PROBLEM TO SOLVE
The lines to copy from the listing below are those that contain the string "JSON".

DATASET RECORDS
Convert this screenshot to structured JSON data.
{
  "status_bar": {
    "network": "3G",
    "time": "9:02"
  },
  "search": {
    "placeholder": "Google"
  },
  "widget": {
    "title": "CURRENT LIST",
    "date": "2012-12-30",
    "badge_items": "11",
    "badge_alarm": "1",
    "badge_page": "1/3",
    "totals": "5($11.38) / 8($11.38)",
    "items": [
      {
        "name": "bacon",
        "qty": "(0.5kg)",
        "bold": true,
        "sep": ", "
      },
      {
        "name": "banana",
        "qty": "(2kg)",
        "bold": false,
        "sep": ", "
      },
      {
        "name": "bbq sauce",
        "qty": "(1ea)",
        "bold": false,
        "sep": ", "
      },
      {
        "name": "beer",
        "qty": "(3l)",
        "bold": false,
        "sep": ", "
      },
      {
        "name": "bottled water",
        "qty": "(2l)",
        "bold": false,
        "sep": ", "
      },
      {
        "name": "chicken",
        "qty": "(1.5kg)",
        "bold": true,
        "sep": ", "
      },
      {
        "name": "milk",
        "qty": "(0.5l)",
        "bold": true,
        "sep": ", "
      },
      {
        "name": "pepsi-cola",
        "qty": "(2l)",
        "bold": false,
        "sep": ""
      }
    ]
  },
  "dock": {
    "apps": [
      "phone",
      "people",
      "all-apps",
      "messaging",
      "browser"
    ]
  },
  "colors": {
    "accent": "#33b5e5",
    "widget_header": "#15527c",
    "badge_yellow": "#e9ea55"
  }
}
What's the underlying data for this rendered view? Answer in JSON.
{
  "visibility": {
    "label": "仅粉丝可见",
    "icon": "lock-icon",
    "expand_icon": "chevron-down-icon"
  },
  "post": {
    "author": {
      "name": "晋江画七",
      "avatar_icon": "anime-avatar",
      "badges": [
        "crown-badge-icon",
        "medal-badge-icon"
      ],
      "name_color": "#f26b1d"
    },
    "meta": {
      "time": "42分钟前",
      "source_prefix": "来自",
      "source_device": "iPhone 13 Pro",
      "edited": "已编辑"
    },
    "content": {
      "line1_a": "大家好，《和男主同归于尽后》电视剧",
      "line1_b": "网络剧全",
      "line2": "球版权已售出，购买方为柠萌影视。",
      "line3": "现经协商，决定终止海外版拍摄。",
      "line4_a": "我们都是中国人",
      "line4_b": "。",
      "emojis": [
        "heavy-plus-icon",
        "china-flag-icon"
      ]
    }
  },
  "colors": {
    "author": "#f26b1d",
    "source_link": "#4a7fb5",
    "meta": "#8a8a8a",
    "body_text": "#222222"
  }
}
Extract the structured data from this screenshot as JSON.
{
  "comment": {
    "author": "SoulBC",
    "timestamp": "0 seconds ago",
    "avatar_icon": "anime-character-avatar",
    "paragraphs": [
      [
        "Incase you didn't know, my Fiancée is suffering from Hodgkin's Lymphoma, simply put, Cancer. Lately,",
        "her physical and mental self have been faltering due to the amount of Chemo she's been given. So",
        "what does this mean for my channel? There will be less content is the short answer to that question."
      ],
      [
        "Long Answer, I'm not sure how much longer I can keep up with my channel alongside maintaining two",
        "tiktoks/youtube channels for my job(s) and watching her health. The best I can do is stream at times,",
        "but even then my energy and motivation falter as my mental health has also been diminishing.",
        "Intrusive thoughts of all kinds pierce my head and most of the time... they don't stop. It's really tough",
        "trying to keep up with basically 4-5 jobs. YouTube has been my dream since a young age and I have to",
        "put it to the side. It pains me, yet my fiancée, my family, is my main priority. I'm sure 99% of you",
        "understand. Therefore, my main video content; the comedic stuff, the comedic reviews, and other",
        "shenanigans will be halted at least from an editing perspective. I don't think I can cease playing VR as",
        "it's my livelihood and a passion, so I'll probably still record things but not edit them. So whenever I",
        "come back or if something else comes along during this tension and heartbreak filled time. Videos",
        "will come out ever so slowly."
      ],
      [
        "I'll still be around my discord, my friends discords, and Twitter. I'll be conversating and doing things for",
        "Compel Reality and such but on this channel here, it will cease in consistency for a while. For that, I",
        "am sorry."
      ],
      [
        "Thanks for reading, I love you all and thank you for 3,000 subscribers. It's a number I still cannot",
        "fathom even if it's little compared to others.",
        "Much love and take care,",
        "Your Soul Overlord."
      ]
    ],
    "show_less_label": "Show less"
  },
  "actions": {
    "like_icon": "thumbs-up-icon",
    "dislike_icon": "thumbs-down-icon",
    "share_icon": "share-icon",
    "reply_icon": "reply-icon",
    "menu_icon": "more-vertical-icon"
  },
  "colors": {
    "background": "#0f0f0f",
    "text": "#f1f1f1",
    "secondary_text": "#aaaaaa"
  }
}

EXERCISE RESPONSE
Convert this screenshot to structured JSON data.
What's the underlying data for this rendered view? Answer in JSON.
Extract the structured data from this screenshot as JSON.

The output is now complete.